Paul Lawrie put his injury worries behind him to move into a share of the clubhouse lead with fellow Scot Stephen Gallacher and Australia’s Peter Fowler in the weather-affected second round of the Telefonica Open de Madrid.
Play at the Club de Campo course on the outskirts of the Spanish capital was held up for two hours at the start of the day because of overnight frost, but when it did get underway, the trio wasted no time in nailing their respective colours to the mast, all reaching halfway with a nine under par total of 133.
Because of the delay, the second round was not completed, the bulk of the afternoon starters having to return on Saturday morning to finish off, whereupon the cut will be made and the third round action will commence.
Amongst those is current tournament leader Paul Casey, who carded an opening eight under par 63 and was 13 under par for the tournament through 15 holes of his second round when failing light caused a cessation of play.
First man to post the clubhouse lead was Lawrie who started at the tenth hole, before birdies at the 11th and 15th saw the 1999 Open Golf Champion out in 33. But it was on his inward half that the 34 year old Scot really shone with five birdies in total for his 64, including a superb 40 foot effort over two levels on his final hole, the ninth.
“I now feel the best I have for two or three years,” said Lawrie, whose last European Tour victory came in the 2002 Celtic Manor Resort Wales Open but who has struggled this year to shrug off the effects of groin and neck injuries this season.
With his health in tip-top condition, the Scot has been focusing on getting his putting back to rude health and he succeeded thanks to some tips from his fellow professionals who told him he should be watching the putter, rather than the ball.
“It was something I have always done and when it was working there was no need to change it,” he said. “But when it breaks down, you have got to try something different and I’m keeping my eyes on the ball now.
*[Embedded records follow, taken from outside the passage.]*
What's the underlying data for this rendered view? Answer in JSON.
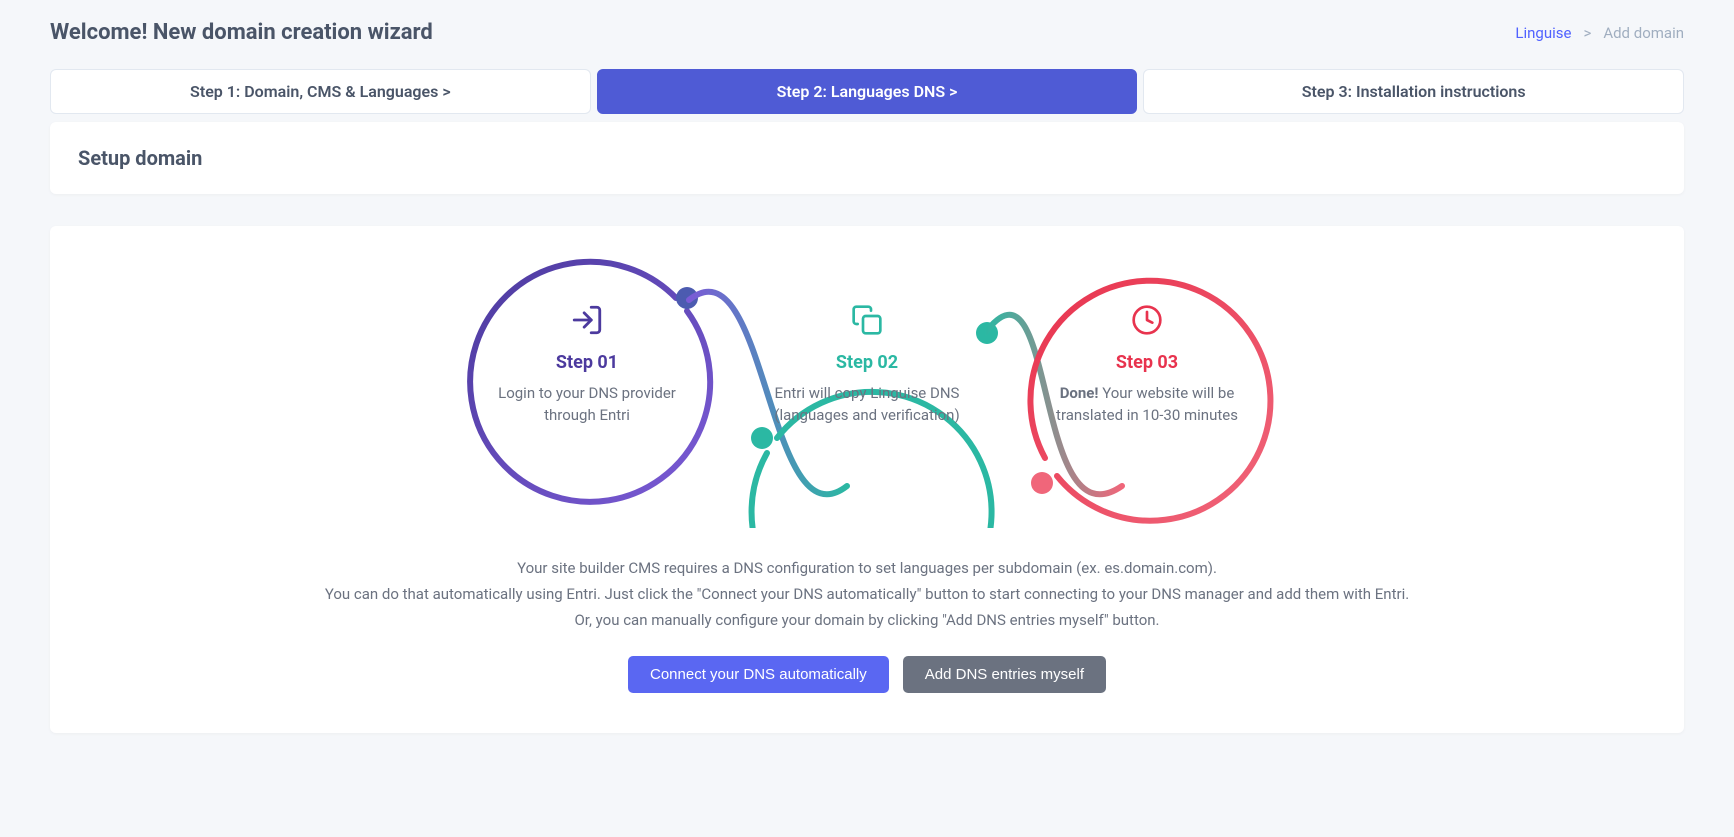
{
  "header": {
    "title": "Welcome! New domain creation wizard",
    "breadcrumb": {
      "root": "Linguise",
      "separator": ">",
      "current": "Add domain"
    }
  },
  "steps": {
    "tab1": "Step 1: Domain, CMS & Languages  >",
    "tab2": "Step 2: Languages DNS  >",
    "tab3": "Step 3: Installation instructions"
  },
  "setup": {
    "title": "Setup domain"
  },
  "diagram": {
    "step1": {
      "label": "Step 01",
      "desc": "Login to your DNS provider through Entri"
    },
    "step2": {
      "label": "Step 02",
      "desc": "Entri will copy Linguise DNS (languages and verification)"
    },
    "step3": {
      "label": "Step 03",
      "desc_bold": "Done!",
      "desc_rest": " Your website will be translated in 10-30 minutes"
    }
  },
  "info": {
    "line1": "Your site builder CMS requires a DNS configuration to set languages per subdomain (ex. es.domain.com).",
    "line2": "You can do that automatically using Entri. Just click the \"Connect your DNS automatically\" button to start connecting to your DNS manager and add them with Entri.",
    "line3": "Or, you can manually configure your domain by clicking \"Add DNS entries myself\" button."
  },
  "buttons": {
    "connect": "Connect your DNS automatically",
    "manual": "Add DNS entries myself"
  }
}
It sounds simple, but it is a difficult thing to do. Today though, I putted great.”
Fellow Scot Gallacher soon joined Lawrie on the same mark with the same two opening rounds of 69-64, the 28 year old nephew of former Ryder Cup Captain Bernard Gallacher hoping to crown a recent move to a new house in his home town of Bathgate with his maiden European Tour victory.
Certainly if the former Scottish Amateur champion can continue in rounds three and four the way he completed round two, he will be a hard man to beat, Gallacher birdieing his final three holes, the seventh, eighth and ninth to complete matching halves of 32.
Joining the tartan twosome in the clubhouse pole was Australian Peter Fowler. Currently 45th on the Volvo Order of Merit, the 44 year old from Sydney is on course for his best finish on the rankings since 1993 and showed why with another consistent performance.
The winner of the 1993 BMW International Open played the course the correct way round and played it in textbook fashion too, not dropping a single shot to par and along the way picking up birdies at the first, third, fourth, 13th and 15th on his way to a flawless 66.
Of the other players who completed their second rounds, nearest challengers are Australia's Nick O'Hern, who carded his second successive 67, and Sweden’s Mårten Olander, who finished in style with a 25 foot putt for birdie at the 18th hole for a 65 and an eight under par total of 134.
It kept alive the 31 year old’s hopes of picking up enough prize money this week to move from his current position of 80th on the Volvo Order of Merit, into the top 60 who will qualify by rights for next week’s season finale, the Volvo Masters Andalucia at Club de Golf Valderrama.
The last time the Telefonica Open de Madrid was won by a home player was when Seve Ballesteros triumphed at Puerta de Hierro in 1989 but Sergio Garcia kept alive the hopes of a repeat.
The 23 year old Ryder Cup player carded a level par second round 71 to remain on seven under par 135, alongside Argentina’s Angel Cabrera, who posted a second round 68.